Cella Energy Ltd named UK winner for Shell Springboard Awards 2011 for novel solid-state hydrogen storage technology
Cella Energy, developer of a novel hydrogen storage technology (earlier post), was named the UK winner for the Shell Springboard Awards 2011. Cella Energy’s invention uses nanotechnology to store hydrogen safely in tiny micro-beads (smaller than a grain of sand) which then release hydrogen when heated. Storing hydrogen in this way means that it can be safely transported in micro-bead form, opening the door to it being available at gasoline stations for consumers.
The hydrogen micro-bead technology is compatible with standard combustion engines and can either be used as an additive to conventional fuels where it would reduce carbon emissions, or on its own to make hydrogen gas for zero-carbon driving.
Cella is a spin-off from STFC’s Rutherford Appleton Laboratory in the UK. It is commercializing a way to nanostructure and encapsulate complex chemical hydride materials to improve their performance, in terms of temperature of operation, adsorption and desorption kinetics, and render them safe to handle in air.

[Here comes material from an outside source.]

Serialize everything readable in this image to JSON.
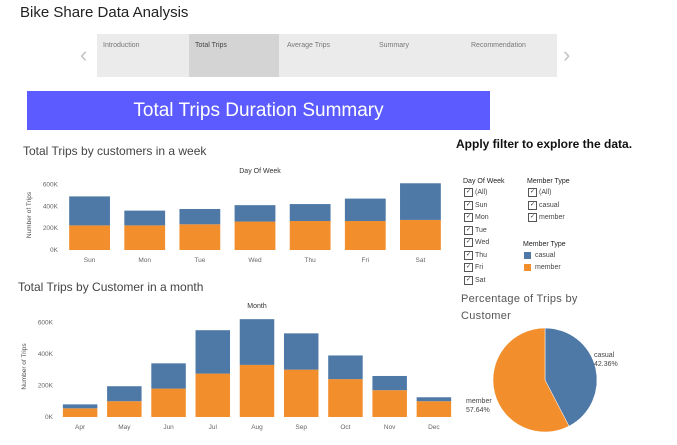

The final product is either a fine micro-fibrous polymer mat that resembles white tissue paper, or polymer micro-beads with a diameter of ~ 0.5 - 5µm, with the hydride material entrained in ~50 - 200nm pores within the polymer.
Cella Energy received their award at a ceremony held at the Royal Society of Science in London. Their invention impressed a panel of judges which included leading climate change expert Lord Oxburgh, UK Low Carbon Business Advisor Professor Julia King and Greenpeace Chief Scientist Doug Parr.
Being named the overall Shell Springboard winner for 2011 is a great boost for Cella Energy which will give us real credibility in the eyes of customers and potential investors alike. The £40,000 will enable us to scale up our technology to an industrial scale in order to help us realize our ambition of providing a safe, zero-carbon hydrogen fuel which can be used to power the transport industry and dramatically cut carbon emissions.—Stephen Voller from Cella Energy
Shell Springboard provides a financial boost to innovative, low-carbon business ideas from across the UK and was piloted in 2005.
Vphase plc was named as the Shell Springboard runner up 2011 for its product which lowers and regulates household voltage use allowing customers to immediately cut their energy costs without changing their energy supplier or lifestyle.
The Vphase product reduces and manages the voltage coming into people’s homes, to ensure most electrical appliances use less electricity and cost less to run, in turn lowering carbon emissions. This reduction of domestic voltage can lead to a decrease in household electricity bills of between 6-12%.
The three other finalists were:
- Ashwoods Automotive Ltd, which has designed a product that regulates and lengthens the lifespan of electric car batteries, which can cost up to £50,000 each.
- Cambridge Carbon Capture, which has created technology that captures and stores CO2 from the atmosphere. The product also produces CO2 free electricity in addition to carbonate which can be sold to the building industry.
- Naked Energy Ltd, which has developed a solar panel which is able to generate both electricity and hot water in cool climates.
The global market for low carbon goods and services, which is already worth over £3 trillion, is expected to exceed £4.5 trillion by 2015, with the UK market the sixth largest in the world. Nearly 200 small businesses from across the UK entered the Shell Springboard awards this year.
The 2010 Shell Springboard award winners, Hi Mag Solutions Ltd, used their award to hire a new production engineer, allowing them to develop and introduce new high quality solar-powered products. The recognition of winning a Shell Springboard Award has helped Hi Mag Solutions attract investment interest drawn engineering talent to their business.
Last year’s runner up, Shiply.com, the online marketplace for transporting goods, has saved the UK in excess of 4M kg of CO2 since winning the award last year.